CRTC denies BCE’s bid to acquire Astral
Today, the Canadian Radio-television and Telecommunications Commission(CRTC) denied BCE’s application to acquire control of Astral Media’s television and radio services because it is not in the public interest.
Astral Media operates 84 radio stations and 20 pay and specialty television channels in both official languages.
“BCE failed to persuade us that the deal would benefit Canadians,” said Jean-Pierre Blais, Chairman of the CRTC. “It would have placed significant market power in the hands of one of the country’s largest media companies.
We could not have ensured a robust Canadian broadcasting system without imposing extensive and intrusive safeguards, which would have been to the detriment of the entire industry.”
The proposed transaction raised substantial concerns related to healthy competition, the concentration of ownership in the television and radio markets, vertical integration and the exercise of market power in an anti-competitive manner. The CRTC was not persuaded that the transaction would have provided significant and unequivocal benefits to the Canadian broadcasting system and to Canadians sufficient to outweigh its concerns.

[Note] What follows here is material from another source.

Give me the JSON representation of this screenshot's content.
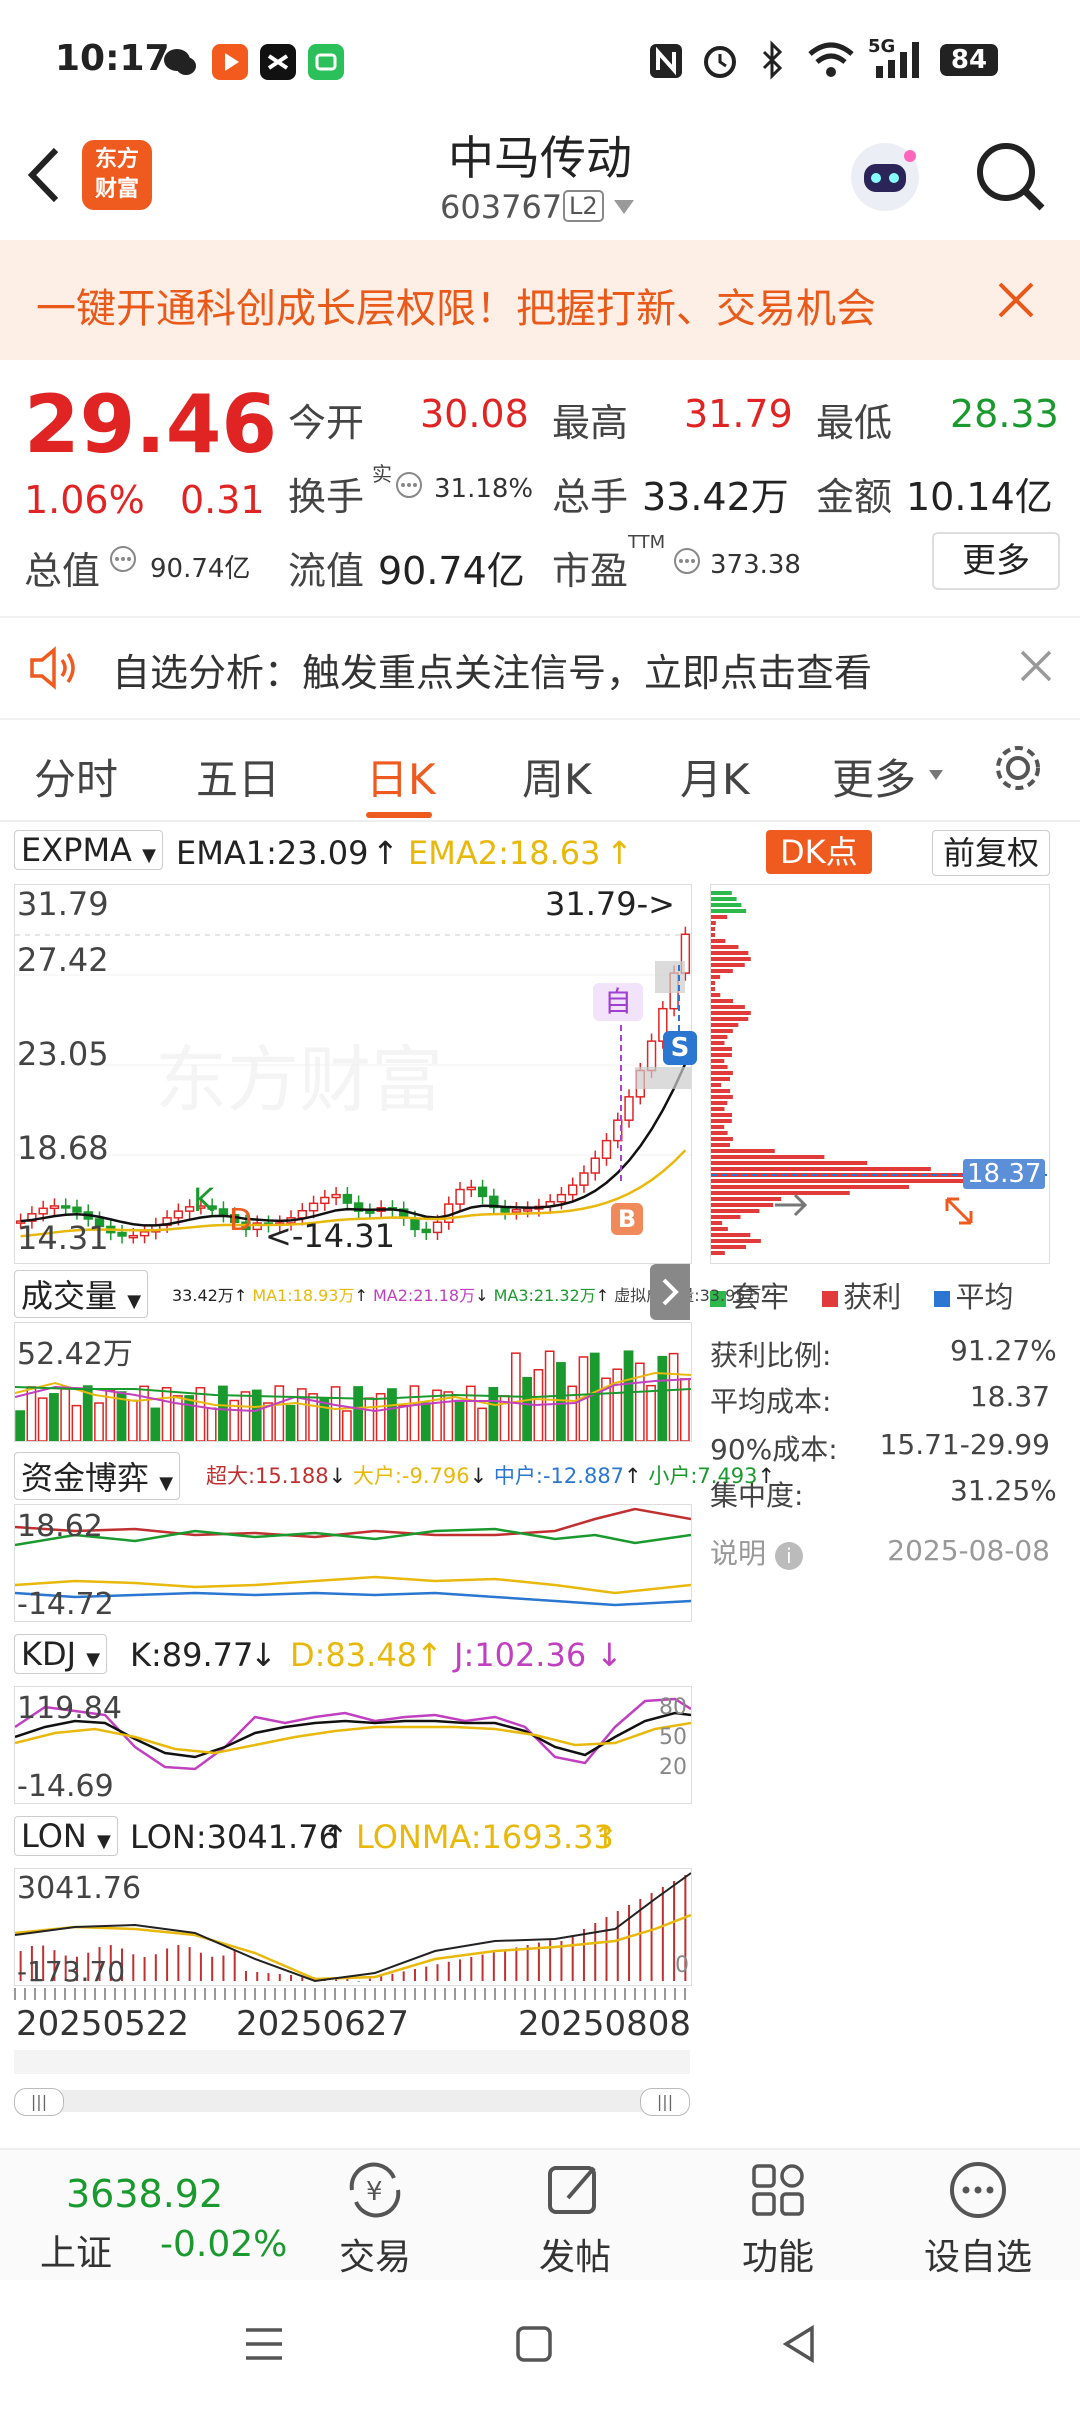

BCE already controls numerous television and radio services, as well as a national broadcasting distribution service. It is the largest Internet service provider in Canada, the second largest wireless service provider and the third largest television distributor. The acquisition of Astral Media’s services would have created a situation where a company of BCE’s size and scale would be able to exert its market power unfairly and hinder healthy competition.
The CRTC also denied BCE’s application to convert CKGM Montréal from an English- to a French-language station. BCE indicated that it was only interested in changing the station’s language format if its acquisition of Astral Media were approved.
Today’s decision follows a public proceeding, which included a public hearing held from September 10 to 14, 2012.
Background information on the public interest test http://www.crtc.gc.ca/eng/com100/2012/r121018.htm#adtnl
This raises the question “What next?” Presumably the owners of Astral still want to sell..would a Rogers or Shaw purchase be any more in the public interest? Same question for a breakup of Astral and piecemeal sale of the assets. What do you think?